» WHAT YOU SHOULD DO: A picture-free, exact copy of all the records below is the goal.
(MATERIAL FOR THE TASK)
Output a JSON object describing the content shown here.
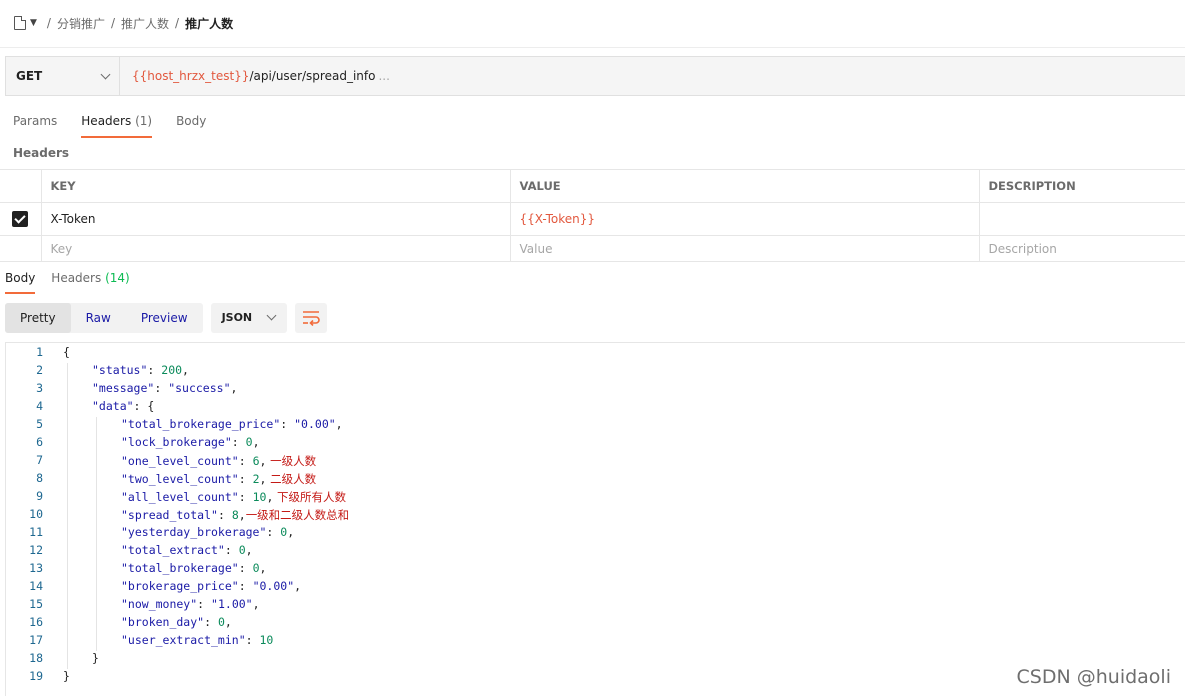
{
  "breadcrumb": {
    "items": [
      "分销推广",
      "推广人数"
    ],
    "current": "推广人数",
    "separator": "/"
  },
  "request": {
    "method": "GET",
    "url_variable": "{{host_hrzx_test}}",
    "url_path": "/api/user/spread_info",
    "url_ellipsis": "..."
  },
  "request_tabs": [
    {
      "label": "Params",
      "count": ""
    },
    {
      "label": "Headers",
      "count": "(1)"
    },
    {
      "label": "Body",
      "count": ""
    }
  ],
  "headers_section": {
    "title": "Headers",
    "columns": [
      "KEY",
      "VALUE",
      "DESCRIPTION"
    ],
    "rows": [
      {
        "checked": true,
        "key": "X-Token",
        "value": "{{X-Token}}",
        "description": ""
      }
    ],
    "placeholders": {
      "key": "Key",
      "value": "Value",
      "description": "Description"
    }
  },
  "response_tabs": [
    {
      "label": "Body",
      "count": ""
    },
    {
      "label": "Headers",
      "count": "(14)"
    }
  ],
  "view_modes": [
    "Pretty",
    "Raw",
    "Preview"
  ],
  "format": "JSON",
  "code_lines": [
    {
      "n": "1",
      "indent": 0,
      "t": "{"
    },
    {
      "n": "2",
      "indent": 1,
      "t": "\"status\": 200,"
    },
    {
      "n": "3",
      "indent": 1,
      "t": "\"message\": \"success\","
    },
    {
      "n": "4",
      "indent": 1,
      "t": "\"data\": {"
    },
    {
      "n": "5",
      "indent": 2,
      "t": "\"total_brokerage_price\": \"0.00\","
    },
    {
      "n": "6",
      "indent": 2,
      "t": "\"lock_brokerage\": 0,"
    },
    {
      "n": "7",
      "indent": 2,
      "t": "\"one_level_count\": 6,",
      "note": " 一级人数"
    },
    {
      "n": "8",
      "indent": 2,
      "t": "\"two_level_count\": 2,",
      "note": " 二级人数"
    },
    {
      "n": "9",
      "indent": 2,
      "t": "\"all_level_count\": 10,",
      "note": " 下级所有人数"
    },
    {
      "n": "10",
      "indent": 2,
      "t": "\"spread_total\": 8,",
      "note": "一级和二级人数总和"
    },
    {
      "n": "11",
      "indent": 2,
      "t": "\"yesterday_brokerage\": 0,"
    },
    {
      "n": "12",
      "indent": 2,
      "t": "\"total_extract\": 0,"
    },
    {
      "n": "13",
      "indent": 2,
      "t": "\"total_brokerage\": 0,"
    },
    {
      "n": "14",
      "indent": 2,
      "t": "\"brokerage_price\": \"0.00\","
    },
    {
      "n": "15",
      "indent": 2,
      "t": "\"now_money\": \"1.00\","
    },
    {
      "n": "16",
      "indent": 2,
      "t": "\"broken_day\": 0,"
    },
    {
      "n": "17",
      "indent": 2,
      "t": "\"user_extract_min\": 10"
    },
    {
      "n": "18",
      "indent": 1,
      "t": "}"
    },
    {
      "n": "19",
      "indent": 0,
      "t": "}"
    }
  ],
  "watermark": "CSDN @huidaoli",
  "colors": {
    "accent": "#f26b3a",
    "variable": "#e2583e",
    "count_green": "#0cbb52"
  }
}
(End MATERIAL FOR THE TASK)
» RESPONSE TO THIS EXERCISE:
Output a JSON object describing the content shown here.
{
  "breadcrumb": {
    "items": [
      "分销推广",
      "推广人数"
    ],
    "current": "推广人数",
    "separator": "/"
  },
  "request": {
    "method": "GET",
    "url_variable": "{{host_hrzx_test}}",
    "url_path": "/api/user/spread_info",
    "url_ellipsis": "..."
  },
  "request_tabs": [
    {
      "label": "Params",
      "count": ""
    },
    {
      "label": "Headers",
      "count": "(1)"
    },
    {
      "label": "Body",
      "count": ""
    }
  ],
  "headers_section": {
    "title": "Headers",
    "columns": [
      "KEY",
      "VALUE",
      "DESCRIPTION"
    ],
    "rows": [
      {
        "checked": true,
        "key": "X-Token",
        "value": "{{X-Token}}",
        "description": ""
      }
    ],
    "placeholders": {
      "key": "Key",
      "value": "Value",
      "description": "Description"
    }
  },
  "response_tabs": [
    {
      "label": "Body",
      "count": ""
    },
    {
      "label": "Headers",
      "count": "(14)"
    }
  ],
  "view_modes": [
    "Pretty",
    "Raw",
    "Preview"
  ],
  "format": "JSON",
  "code_lines": [
    {
      "n": "1",
      "indent": 0,
      "t": "{"
    },
    {
      "n": "2",
      "indent": 1,
      "t": "\"status\": 200,"
    },
    {
      "n": "3",
      "indent": 1,
      "t": "\"message\": \"success\","
    },
    {
      "n": "4",
      "indent": 1,
      "t": "\"data\": {"
    },
    {
      "n": "5",
      "indent": 2,
      "t": "\"total_brokerage_price\": \"0.00\","
    },
    {
      "n": "6",
      "indent": 2,
      "t": "\"lock_brokerage\": 0,"
    },
    {
      "n": "7",
      "indent": 2,
      "t": "\"one_level_count\": 6,",
      "note": " 一级人数"
    },
    {
      "n": "8",
      "indent": 2,
      "t": "\"two_level_count\": 2,",
      "note": " 二级人数"
    },
    {
      "n": "9",
      "indent": 2,
      "t": "\"all_level_count\": 10,",
      "note": " 下级所有人数"
    },
    {
      "n": "10",
      "indent": 2,
      "t": "\"spread_total\": 8,",
      "note": "一级和二级人数总和"
    },
    {
      "n": "11",
      "indent": 2,
      "t": "\"yesterday_brokerage\": 0,"
    },
    {
      "n": "12",
      "indent": 2,
      "t": "\"total_extract\": 0,"
    },
    {
      "n": "13",
      "indent": 2,
      "t": "\"total_brokerage\": 0,"
    },
    {
      "n": "14",
      "indent": 2,
      "t": "\"brokerage_price\": \"0.00\","
    },
    {
      "n": "15",
      "indent": 2,
      "t": "\"now_money\": \"1.00\","
    },
    {
      "n": "16",
      "indent": 2,
      "t": "\"broken_day\": 0,"
    },
    {
      "n": "17",
      "indent": 2,
      "t": "\"user_extract_min\": 10"
    },
    {
      "n": "18",
      "indent": 1,
      "t": "}"
    },
    {
      "n": "19",
      "indent": 0,
      "t": "}"
    }
  ],
  "watermark": "CSDN @huidaoli",
  "colors": {
    "accent": "#f26b3a",
    "variable": "#e2583e",
    "count_green": "#0cbb52"
  }
}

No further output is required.